As day follows night, there will be more lawsuits when investors tot up the amounts they have lost in recent months and their lawyers work out how these losses can be pinned on overzealous investment bankers. What is not so obvious is whether the high-profile casualties of the sub-prime catastrophe will be rehabilitated. Rumours were flying around the London market in February that Osman Semerci, the former head of fixed income at Merrill Lynch, might resurface at Deutsche Bank. But it never happened. Tom Maheras, who left Citi last autumn, was supposedly on the short list to head UBS. Again it never happened. I’m not sure it will be easy for any of the fallen heroes to regain a foot on the ladder. “There’s a reluctance to appoint people who’ve been associated with such big losses,” a top head-hunter tells me. Note to departed financiers: “Think about a change of career. I hear there’s huge demand for street-sweepers. That way, you can clean up mess rather than create it.
As promised in my February column, I list below the top five personal assistants to top financiers in the London market. These ladies have total control of “The diary” and ensure that their bosses cruise through the mundane crises of life that defeat the rest of us (missed flights, domestic leaks and the perfect Christmas gift for your curmudgeonly mother-in-law). Note to head-hunters, please don’t all pick up the phone at once.
Antonella Iannuccelli (left), personal assistant to Andrea Orcel, head of global investment banking, Merrill Lynch. Warm and accessible, Antonella has worked with Andrea for more than four years. She has an unusual background – half South African, half Italian – and is trilingual. Antonella came to London in her mid-20s and started her financial career at Lehman Brothers. “I definitely enjoy my job,” she told me. “The environment is flexible and dynamic and there are always lots of things going on. In fact, I like the Blackberry age because things move faster.”

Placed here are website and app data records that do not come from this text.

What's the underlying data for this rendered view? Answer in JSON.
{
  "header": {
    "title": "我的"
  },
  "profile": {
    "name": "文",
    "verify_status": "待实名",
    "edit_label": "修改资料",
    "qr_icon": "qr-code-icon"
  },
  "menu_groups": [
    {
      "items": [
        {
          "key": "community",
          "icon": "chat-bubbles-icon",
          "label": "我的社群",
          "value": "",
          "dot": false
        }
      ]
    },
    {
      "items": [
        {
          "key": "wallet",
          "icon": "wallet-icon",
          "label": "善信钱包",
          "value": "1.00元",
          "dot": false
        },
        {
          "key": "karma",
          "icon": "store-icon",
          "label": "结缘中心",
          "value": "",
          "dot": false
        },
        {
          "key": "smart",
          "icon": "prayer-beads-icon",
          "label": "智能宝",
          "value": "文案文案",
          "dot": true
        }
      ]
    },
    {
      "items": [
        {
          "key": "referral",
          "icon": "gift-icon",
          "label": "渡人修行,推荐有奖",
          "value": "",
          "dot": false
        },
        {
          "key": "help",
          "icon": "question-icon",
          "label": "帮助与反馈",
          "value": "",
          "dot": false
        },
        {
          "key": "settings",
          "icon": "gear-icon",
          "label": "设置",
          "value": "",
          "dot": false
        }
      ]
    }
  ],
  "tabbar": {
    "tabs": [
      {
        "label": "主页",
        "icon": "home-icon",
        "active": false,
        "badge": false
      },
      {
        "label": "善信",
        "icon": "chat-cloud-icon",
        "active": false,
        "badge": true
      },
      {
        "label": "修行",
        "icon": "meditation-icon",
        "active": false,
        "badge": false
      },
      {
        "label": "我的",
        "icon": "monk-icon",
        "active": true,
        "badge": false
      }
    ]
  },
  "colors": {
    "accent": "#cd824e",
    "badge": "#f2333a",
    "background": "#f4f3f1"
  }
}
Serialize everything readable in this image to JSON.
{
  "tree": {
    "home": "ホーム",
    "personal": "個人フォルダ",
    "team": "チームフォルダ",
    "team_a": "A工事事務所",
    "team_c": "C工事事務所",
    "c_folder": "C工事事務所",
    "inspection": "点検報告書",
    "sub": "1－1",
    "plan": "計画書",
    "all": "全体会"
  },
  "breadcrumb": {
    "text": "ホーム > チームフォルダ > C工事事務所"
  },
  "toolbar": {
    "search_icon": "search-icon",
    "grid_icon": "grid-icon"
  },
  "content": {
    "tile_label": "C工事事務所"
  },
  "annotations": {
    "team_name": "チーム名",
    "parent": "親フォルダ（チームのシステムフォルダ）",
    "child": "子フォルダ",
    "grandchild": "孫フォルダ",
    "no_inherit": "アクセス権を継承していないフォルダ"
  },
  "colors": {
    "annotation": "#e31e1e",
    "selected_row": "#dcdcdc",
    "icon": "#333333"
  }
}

Cassie Brown (second left), personal assistant to Jonathan Moulds, president of Bank of America, EMEA and Asia. At 29, she is among the youngest of our personal assistants but no less rigorous for that. Has worked at Bank of America for 10 years and with Jonathan since 2005 when he was posted to London from Chicago. “I deal with everything that is thrown at me,” she says. “And Jonathan gives me a lot of responsibility, which I like.”
Mary Callan (centre), personal assistant to Ian Hannam, chairman of equity capital markets, JPMorgan. Mary started her career in television at Channel 4 and joined Ian in 2000 after taking a break to look after her young daughter. Ferociously efficient, she juggles Hannam’s schedule with dexterity. “The limits of resourcefulness are sometimes tested,” she admits with a grin.

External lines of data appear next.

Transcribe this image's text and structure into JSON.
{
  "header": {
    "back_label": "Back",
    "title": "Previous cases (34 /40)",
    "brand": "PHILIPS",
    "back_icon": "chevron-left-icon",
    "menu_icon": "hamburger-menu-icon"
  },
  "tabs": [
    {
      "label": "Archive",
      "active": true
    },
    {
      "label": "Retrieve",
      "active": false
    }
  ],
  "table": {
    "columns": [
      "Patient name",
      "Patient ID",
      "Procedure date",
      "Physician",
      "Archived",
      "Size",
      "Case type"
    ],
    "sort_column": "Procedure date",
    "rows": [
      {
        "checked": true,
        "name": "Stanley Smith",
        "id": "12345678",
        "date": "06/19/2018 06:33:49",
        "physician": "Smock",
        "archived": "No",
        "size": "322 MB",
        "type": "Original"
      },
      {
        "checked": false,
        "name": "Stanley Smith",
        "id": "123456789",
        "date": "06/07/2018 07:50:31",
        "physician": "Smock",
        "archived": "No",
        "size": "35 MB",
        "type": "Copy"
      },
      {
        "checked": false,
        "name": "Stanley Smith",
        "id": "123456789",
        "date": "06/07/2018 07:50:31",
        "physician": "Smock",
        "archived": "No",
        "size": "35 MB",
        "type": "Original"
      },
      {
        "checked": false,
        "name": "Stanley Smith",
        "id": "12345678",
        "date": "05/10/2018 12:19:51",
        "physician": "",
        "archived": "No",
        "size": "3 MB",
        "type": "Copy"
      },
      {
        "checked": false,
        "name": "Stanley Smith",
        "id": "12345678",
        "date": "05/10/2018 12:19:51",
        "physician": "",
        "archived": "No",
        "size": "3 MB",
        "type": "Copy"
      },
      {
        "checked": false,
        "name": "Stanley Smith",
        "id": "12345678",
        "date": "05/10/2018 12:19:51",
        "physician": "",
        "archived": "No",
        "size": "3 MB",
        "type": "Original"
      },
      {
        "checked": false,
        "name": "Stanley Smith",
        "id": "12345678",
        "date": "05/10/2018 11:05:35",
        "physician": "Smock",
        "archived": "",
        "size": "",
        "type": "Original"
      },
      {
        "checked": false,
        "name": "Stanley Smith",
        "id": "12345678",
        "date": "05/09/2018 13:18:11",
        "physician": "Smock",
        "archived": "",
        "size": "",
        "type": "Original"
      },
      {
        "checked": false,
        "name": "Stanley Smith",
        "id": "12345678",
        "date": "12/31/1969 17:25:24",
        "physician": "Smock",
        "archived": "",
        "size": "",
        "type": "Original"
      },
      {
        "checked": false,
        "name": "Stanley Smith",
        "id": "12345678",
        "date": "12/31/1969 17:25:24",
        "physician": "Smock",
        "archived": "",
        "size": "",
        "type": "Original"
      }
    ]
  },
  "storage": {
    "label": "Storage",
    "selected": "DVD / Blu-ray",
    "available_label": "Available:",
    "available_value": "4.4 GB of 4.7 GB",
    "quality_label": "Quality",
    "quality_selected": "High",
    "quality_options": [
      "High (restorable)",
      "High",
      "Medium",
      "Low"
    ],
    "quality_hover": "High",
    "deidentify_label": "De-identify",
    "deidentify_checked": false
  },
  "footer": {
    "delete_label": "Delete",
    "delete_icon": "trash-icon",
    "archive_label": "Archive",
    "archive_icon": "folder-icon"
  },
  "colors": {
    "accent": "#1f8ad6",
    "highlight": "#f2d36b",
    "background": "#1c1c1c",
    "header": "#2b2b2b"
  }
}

Ruth Roast (second right), personal assistant to Benoit D’Angelin, partner at Centaurus Capital. Ruth started her career at Goldman Sachs and crossed paths with Benoit at Lehman Brothers when he was head of investment banking and where she worked for the head of finance and strategy. Ruth joined Benoit at Centaurus some three years ago. “It’s quite intense,” she says, “but thoroughly enjoyable, and there’s always a first time for everything.”

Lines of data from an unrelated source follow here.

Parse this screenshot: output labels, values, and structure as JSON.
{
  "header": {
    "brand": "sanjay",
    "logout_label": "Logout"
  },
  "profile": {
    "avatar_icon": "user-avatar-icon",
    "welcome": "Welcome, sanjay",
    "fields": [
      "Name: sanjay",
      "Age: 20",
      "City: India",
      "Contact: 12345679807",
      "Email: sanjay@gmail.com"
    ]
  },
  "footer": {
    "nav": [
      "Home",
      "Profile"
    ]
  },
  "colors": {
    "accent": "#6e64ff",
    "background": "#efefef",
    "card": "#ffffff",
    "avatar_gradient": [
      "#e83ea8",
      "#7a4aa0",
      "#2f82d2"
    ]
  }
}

Laura Jones (right), personal assistant to Russell Chambers, chief executive of Credit Suisse in the UK. Laura started working with Russell 14 years ago at Merrill Lynch and moved with him to Investec, UBS and, recently, Credit Suisse. Extraordinarily discreet: “It’s been an eventful life,” she chuckles.